After a brief tour with enough pauses to nibble, window-shop and click pictures of beautiful women, we were whisked towards the amphitheatre, where some of the happiest and most colourful people we'd seen all morning came on, a string of rhythmic rivulets.

These kids from Namibia did a dance to show us what they meant by 'community'.

Each girl and boy in a circle took turns to come to the centre and tap dance to their own rhythm, and everyone on the outside had to pick up on this rhythm and clap along with it. If you looked carefully enough, you could tell when the person was slowing down, pacing up, or changing the time signature completely, and change your clapping pace accordingly. This way, each one of them got their own space and time to shine. Each one got encouragement. And each one got to give it to everyone else.

To me, this seems a beautiful way to express what it really means to be in a community. You are surrounded by a circle of people who both give you the space to dance to your own tune and by clapping alongside, inspire the courage in you to be your own person. Coming from a culture where individuality is traditionally suppressed (You want to be a writer, what!), it was so refreshingly heart-warming to see such a wholesome endorsement of each person's uniqueness and its contribution is to the community.

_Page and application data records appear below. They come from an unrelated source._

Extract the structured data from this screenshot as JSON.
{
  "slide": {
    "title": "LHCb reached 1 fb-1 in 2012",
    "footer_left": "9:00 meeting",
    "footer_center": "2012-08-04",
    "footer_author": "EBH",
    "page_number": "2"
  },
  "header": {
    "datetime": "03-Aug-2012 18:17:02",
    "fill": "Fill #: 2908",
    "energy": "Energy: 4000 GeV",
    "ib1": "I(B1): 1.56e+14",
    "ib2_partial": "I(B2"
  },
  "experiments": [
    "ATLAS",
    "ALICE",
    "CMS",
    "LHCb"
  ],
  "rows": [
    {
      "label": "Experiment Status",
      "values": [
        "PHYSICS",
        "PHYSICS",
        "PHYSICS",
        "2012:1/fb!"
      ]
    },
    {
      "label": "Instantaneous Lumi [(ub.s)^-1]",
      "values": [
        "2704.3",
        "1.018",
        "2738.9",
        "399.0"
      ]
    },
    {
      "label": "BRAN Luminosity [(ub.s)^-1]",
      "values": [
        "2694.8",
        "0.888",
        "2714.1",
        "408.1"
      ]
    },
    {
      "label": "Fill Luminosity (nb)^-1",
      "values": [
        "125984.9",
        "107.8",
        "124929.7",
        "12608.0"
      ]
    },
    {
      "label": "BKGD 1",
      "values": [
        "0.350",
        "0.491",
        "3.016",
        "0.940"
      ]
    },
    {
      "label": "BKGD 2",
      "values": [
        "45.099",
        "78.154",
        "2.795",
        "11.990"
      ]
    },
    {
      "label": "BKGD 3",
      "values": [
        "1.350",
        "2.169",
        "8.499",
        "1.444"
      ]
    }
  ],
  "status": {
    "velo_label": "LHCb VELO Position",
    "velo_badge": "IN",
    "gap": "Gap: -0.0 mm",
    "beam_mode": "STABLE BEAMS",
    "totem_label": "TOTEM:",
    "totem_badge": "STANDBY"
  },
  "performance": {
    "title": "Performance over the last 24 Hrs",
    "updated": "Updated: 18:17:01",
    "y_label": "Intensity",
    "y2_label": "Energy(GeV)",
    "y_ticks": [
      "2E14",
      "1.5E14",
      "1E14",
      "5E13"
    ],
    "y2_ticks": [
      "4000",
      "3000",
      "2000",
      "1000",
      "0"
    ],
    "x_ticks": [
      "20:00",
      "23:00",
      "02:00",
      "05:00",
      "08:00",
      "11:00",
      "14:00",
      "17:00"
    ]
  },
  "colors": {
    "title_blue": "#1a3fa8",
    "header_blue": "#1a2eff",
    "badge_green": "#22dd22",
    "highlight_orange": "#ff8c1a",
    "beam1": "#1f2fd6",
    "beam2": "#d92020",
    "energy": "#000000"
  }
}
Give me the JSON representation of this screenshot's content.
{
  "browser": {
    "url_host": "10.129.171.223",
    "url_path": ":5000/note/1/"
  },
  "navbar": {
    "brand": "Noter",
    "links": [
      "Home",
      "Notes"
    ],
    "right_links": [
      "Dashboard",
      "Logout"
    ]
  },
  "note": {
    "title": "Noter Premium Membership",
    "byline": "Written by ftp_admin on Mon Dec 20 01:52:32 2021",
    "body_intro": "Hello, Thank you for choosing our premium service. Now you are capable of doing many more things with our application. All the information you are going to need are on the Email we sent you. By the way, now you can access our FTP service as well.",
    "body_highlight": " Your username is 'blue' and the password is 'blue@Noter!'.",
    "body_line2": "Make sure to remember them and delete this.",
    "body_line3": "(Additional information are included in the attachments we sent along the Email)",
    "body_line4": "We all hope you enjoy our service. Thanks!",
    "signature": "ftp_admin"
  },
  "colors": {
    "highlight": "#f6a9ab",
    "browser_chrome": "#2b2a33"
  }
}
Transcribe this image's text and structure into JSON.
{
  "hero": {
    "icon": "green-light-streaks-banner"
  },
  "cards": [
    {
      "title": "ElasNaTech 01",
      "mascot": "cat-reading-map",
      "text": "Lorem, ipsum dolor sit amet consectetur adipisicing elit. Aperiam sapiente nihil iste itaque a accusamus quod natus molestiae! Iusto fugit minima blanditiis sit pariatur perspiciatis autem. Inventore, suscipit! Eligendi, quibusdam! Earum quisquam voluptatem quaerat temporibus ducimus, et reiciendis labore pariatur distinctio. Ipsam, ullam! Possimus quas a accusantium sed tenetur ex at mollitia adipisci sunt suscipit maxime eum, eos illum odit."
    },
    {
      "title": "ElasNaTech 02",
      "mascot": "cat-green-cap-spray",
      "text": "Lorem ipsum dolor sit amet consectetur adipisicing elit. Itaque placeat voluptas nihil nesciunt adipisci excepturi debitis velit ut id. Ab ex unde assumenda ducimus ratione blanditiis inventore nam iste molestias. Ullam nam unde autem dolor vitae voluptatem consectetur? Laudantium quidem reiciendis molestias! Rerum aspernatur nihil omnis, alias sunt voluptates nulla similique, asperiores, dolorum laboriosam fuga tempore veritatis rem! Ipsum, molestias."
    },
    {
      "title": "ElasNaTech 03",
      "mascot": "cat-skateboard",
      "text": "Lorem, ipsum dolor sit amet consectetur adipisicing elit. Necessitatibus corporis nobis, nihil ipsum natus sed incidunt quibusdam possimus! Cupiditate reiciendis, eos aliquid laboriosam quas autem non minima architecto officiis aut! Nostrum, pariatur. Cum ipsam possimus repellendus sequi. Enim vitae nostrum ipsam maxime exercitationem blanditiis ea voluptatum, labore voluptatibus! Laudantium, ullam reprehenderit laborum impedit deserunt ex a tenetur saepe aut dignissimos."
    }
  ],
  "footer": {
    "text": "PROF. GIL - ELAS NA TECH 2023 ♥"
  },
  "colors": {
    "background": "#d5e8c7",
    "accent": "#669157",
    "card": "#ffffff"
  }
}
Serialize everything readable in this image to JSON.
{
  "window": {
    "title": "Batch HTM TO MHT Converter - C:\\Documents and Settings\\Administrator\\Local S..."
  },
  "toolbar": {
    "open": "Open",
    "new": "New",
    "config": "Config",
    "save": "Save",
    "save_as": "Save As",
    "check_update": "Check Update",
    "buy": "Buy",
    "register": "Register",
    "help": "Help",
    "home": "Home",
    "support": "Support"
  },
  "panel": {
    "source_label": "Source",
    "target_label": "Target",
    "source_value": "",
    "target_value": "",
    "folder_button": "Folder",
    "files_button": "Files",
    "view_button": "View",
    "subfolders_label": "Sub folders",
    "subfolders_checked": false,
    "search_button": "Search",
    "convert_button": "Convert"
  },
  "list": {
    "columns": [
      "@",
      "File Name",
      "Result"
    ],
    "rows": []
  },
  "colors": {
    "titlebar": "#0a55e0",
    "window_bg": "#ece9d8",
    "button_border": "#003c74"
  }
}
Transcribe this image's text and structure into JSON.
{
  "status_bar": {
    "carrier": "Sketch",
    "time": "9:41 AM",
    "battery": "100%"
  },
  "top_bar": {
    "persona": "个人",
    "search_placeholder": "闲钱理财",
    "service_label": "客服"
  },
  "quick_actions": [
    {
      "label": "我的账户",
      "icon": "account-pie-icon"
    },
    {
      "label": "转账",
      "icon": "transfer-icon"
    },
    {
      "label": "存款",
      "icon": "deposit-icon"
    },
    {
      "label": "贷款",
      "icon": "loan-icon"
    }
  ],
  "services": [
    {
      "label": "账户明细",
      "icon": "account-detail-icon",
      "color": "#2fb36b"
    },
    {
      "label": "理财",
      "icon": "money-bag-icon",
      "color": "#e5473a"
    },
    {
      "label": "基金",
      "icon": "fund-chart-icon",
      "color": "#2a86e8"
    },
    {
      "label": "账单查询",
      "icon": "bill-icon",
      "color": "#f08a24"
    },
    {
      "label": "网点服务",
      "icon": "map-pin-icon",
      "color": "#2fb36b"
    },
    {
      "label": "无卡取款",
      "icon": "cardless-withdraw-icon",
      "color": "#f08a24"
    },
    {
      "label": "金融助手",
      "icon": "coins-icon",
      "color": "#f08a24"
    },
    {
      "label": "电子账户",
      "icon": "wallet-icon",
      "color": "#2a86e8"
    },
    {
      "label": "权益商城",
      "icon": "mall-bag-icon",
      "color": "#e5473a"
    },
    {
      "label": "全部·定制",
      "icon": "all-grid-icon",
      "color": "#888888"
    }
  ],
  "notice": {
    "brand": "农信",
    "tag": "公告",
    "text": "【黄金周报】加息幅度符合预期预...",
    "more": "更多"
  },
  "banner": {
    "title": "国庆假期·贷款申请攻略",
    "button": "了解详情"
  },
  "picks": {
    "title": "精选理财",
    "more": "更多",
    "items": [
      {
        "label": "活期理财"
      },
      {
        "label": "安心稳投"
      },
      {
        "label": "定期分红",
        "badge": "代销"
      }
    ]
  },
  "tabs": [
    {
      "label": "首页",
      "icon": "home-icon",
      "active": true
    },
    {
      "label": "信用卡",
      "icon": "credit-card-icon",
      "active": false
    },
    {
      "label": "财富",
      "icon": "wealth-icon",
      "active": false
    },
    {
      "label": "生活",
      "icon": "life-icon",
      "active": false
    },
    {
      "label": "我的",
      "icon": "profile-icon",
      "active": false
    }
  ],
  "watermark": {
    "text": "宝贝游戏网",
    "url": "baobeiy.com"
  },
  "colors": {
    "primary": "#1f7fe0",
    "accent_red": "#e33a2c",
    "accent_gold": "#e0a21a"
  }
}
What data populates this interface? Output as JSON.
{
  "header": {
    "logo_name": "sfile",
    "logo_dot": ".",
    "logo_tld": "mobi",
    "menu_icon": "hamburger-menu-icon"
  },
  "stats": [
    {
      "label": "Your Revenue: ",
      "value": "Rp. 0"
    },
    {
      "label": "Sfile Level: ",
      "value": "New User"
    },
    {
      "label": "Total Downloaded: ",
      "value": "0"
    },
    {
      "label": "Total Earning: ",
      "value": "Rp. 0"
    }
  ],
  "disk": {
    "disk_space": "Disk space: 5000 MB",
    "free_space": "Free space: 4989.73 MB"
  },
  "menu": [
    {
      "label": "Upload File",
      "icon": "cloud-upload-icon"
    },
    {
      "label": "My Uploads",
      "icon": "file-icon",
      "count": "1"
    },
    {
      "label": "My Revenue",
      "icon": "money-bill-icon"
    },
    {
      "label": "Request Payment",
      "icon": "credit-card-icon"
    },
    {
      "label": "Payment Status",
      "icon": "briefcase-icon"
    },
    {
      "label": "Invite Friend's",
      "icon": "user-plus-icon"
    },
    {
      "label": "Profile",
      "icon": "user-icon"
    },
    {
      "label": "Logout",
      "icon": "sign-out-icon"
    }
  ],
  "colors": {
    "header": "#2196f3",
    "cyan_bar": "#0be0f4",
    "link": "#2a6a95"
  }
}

Did I say uniqueness? Check out this girl from the Democratic Republic of Congo.

Then, this uncle came on and sang to us about being happy with whatever we had. Even if it was just a jute bag and a bunch of reeds like his own.

And then, oh my god, there were these dancers from Tajikistan. What can I possibly say?

And finally, these men monkeying around. Though they may look African -- save for the peacock feathers -- they're actually tribals from deep within the forests of Gujarat! Decades ago, their ancestors came over from Africa and settled here, though my dad was convinced we were joking when we told him that.

They entertained us for fifteen whole minutes. Kicking, pulling faces, breaking coconuts with their heads (yes, really). By the end of it, we were all ready to stick our butts out and be silly little frogs or kangaroos or whatever they were doing on stage.

After ALL this, I went to the Delhi Comic Con.

Since it was the last day, everything was either sold out or on its way, but there were still so many people there! I met a lot of old friends, and made some new ones. Like Poison Ivy here. (She still had her hair tied up and a ninjacket on at this point, obviously.)

Finally, I caught the sunset from behind some trees, and headed home.

What a weekend.


  1. Dayng looks fabulous, can send me them salt shakers please?